■ **The task**: Write down exactly the line where "Output a JSON" occurs and every line that follows it through the end of the material below; include nothing else.

(Provided data Opens)

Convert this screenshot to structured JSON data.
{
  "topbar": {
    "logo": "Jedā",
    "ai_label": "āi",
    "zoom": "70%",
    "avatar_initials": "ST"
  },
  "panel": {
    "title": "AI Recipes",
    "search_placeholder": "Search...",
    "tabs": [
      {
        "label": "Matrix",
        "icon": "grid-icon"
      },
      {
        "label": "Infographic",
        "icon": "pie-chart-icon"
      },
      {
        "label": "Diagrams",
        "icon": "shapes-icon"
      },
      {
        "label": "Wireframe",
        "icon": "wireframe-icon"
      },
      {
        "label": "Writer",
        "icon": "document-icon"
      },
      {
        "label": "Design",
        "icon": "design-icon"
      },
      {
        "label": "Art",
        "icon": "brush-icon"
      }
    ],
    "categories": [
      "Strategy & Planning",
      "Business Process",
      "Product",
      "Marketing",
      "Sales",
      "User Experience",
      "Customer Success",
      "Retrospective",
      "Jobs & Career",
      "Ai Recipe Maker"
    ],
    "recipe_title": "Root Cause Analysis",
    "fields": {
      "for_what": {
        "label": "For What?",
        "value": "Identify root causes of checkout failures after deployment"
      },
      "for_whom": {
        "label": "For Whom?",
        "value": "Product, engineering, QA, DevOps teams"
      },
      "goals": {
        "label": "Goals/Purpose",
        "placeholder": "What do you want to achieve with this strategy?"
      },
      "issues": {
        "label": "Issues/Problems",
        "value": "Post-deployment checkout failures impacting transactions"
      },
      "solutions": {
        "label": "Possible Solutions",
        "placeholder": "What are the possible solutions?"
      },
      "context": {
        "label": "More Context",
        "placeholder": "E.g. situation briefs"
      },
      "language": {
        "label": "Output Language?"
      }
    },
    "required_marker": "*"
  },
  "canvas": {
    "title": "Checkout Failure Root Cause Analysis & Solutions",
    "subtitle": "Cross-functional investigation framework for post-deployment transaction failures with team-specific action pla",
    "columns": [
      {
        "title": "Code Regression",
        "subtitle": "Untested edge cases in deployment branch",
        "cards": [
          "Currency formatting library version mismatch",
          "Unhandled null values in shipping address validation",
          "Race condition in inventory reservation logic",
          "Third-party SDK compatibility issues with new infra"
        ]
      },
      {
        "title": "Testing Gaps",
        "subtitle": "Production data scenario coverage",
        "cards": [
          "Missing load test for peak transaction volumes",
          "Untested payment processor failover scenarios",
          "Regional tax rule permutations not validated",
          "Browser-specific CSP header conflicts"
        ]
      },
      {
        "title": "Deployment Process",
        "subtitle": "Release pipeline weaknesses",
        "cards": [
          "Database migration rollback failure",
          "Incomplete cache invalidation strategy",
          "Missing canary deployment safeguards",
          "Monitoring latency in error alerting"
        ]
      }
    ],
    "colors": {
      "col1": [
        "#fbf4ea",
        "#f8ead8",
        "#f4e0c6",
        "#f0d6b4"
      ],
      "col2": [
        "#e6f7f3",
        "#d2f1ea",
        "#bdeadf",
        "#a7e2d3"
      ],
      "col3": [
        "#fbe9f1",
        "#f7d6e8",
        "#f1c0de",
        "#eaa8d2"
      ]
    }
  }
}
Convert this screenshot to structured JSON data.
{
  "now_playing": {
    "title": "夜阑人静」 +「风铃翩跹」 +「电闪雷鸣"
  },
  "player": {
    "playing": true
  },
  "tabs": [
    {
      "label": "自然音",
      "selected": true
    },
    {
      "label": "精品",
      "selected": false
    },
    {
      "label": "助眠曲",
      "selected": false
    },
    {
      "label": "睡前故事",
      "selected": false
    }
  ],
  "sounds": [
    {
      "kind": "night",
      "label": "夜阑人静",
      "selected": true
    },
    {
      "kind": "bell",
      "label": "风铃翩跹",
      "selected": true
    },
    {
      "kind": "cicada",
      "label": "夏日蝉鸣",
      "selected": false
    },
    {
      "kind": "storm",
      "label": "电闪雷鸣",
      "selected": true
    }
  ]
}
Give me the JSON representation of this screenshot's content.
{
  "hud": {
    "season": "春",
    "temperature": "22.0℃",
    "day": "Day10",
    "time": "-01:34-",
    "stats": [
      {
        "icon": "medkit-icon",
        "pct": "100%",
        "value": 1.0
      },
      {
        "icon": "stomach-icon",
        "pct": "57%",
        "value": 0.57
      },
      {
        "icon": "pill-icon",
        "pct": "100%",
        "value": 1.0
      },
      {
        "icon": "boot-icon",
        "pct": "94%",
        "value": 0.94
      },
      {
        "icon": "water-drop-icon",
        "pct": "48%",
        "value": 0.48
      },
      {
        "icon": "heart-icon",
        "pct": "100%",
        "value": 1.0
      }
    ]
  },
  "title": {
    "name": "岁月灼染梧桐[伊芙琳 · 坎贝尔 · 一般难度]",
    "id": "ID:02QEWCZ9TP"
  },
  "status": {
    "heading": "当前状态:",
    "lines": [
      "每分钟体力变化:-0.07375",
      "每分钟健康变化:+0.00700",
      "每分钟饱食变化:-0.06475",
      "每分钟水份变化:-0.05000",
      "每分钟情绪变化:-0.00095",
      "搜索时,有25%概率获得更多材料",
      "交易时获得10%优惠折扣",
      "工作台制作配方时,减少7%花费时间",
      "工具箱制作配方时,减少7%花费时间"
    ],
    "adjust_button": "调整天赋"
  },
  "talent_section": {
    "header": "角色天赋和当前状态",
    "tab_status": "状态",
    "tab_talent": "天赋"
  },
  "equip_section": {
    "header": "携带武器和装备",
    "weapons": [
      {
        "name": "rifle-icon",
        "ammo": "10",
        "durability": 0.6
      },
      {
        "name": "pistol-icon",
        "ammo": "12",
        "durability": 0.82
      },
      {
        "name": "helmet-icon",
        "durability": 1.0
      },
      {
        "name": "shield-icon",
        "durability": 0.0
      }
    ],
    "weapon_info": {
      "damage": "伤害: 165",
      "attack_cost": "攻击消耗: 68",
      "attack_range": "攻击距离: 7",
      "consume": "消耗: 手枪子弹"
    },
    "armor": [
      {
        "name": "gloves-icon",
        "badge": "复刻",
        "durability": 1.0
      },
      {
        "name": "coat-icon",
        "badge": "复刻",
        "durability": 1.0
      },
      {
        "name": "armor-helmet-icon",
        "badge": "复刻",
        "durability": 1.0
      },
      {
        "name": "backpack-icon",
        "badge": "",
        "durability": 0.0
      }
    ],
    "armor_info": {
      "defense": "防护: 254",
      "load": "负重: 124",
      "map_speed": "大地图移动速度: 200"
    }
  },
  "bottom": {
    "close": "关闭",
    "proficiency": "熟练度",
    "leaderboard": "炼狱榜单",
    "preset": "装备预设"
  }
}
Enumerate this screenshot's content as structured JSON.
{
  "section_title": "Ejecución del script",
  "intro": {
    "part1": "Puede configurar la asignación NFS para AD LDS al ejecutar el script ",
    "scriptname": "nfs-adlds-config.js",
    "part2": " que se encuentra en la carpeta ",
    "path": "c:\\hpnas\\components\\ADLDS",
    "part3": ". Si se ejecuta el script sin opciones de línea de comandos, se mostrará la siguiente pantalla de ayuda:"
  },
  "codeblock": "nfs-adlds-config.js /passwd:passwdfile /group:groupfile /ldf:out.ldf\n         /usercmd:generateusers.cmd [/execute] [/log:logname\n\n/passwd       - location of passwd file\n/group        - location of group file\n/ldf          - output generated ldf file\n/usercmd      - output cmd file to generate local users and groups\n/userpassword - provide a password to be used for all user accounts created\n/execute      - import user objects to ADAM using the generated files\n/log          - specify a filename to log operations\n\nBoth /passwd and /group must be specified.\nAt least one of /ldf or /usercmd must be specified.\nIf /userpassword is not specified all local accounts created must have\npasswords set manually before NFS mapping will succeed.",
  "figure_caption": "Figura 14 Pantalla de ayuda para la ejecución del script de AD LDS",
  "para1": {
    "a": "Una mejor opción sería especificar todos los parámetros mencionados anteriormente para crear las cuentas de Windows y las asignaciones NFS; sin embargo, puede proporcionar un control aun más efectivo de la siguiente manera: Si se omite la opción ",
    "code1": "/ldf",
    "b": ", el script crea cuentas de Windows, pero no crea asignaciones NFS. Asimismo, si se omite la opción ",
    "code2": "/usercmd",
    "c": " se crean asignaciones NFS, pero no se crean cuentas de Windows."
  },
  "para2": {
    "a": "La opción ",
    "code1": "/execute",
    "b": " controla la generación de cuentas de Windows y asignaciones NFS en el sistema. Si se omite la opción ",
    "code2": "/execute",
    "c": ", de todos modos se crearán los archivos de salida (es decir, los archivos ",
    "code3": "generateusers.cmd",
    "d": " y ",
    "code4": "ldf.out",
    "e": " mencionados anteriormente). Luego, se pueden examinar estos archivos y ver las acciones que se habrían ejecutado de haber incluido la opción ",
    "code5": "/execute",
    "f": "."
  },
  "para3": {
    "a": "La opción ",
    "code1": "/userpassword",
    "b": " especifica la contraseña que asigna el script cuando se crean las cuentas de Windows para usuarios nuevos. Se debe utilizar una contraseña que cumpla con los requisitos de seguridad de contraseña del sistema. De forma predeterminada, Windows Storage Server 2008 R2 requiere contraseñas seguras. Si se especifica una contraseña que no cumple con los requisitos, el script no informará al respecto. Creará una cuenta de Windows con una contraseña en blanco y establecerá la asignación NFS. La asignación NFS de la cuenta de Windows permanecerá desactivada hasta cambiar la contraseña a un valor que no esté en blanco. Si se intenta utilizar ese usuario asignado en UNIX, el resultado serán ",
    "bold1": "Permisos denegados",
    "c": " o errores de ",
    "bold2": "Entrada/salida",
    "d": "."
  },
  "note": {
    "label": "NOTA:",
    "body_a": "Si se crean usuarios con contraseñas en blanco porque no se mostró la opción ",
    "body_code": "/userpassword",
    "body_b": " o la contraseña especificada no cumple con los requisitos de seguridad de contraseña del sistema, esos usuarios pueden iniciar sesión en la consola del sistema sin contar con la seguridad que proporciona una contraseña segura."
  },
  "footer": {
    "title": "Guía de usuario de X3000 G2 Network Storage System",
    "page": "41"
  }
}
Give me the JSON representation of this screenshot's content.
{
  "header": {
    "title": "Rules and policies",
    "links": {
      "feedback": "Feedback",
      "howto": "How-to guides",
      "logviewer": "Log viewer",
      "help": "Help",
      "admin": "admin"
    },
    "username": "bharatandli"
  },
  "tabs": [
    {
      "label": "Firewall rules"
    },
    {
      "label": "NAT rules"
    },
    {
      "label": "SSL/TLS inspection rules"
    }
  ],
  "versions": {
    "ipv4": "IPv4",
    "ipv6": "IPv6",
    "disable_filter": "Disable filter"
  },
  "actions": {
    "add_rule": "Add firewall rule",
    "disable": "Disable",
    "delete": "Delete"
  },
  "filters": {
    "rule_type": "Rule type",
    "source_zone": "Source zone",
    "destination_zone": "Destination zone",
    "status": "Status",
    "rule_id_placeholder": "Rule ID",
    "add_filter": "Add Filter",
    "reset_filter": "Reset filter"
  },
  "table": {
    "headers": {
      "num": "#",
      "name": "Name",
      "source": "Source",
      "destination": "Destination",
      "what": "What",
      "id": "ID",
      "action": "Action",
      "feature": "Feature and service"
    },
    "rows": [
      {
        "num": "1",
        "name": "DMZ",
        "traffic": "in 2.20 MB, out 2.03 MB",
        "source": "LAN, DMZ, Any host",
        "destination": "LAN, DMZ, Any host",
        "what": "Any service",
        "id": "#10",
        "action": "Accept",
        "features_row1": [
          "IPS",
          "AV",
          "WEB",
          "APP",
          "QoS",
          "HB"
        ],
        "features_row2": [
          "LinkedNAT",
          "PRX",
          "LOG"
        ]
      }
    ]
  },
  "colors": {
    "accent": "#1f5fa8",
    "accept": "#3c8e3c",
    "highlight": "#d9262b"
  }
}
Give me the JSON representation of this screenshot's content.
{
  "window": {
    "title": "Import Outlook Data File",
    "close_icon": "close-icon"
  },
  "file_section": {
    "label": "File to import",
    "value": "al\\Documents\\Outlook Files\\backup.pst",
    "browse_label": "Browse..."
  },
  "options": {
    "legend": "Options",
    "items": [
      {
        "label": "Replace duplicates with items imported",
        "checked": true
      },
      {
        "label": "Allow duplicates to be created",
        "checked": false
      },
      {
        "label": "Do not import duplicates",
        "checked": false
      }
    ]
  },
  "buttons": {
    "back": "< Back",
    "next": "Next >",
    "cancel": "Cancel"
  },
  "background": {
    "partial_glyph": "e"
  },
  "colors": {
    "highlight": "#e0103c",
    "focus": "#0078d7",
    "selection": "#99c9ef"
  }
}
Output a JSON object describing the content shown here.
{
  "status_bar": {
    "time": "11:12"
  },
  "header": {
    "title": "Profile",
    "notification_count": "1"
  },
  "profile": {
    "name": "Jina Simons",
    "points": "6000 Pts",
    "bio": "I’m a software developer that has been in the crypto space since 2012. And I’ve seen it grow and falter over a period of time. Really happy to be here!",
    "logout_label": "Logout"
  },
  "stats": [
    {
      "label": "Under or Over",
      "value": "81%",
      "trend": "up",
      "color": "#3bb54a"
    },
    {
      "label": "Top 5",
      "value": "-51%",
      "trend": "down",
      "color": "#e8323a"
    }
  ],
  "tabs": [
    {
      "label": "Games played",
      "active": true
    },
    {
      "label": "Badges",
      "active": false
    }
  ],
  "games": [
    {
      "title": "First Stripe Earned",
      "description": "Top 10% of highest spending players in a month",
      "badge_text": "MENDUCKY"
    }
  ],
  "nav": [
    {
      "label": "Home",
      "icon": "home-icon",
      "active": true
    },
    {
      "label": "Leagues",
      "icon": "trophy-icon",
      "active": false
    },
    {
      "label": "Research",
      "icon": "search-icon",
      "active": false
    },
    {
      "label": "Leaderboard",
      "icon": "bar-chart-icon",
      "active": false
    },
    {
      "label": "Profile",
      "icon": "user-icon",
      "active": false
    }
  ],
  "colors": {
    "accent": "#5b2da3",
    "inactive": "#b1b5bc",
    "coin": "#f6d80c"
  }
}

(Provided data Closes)

■ **Response to the exercise**:
Output a JSON object describing the content shown here.
{
  "status_bar": {
    "time": "11:12"
  },
  "header": {
    "title": "Profile",
    "notification_count": "1"
  },
  "profile": {
    "name": "Jina Simons",
    "points": "6000 Pts",
    "bio": "I’m a software developer that has been in the crypto space since 2012. And I’ve seen it grow and falter over a period of time. Really happy to be here!",
    "logout_label": "Logout"
  },
  "stats": [
    {
      "label": "Under or Over",
      "value": "81%",
      "trend": "up",
      "color": "#3bb54a"
    },
    {
      "label": "Top 5",
      "value": "-51%",
      "trend": "down",
      "color": "#e8323a"
    }
  ],
  "tabs": [
    {
      "label": "Games played",
      "active": true
    },
    {
      "label": "Badges",
      "active": false
    }
  ],
  "games": [
    {
      "title": "First Stripe Earned",
      "description": "Top 10% of highest spending players in a month",
      "badge_text": "MENDUCKY"
    }
  ],
  "nav": [
    {
      "label": "Home",
      "icon": "home-icon",
      "active": true
    },
    {
      "label": "Leagues",
      "icon": "trophy-icon",
      "active": false
    },
    {
      "label": "Research",
      "icon": "search-icon",
      "active": false
    },
    {
      "label": "Leaderboard",
      "icon": "bar-chart-icon",
      "active": false
    },
    {
      "label": "Profile",
      "icon": "user-icon",
      "active": false
    }
  ],
  "colors": {
    "accent": "#5b2da3",
    "inactive": "#b1b5bc",
    "coin": "#f6d80c"
  }
}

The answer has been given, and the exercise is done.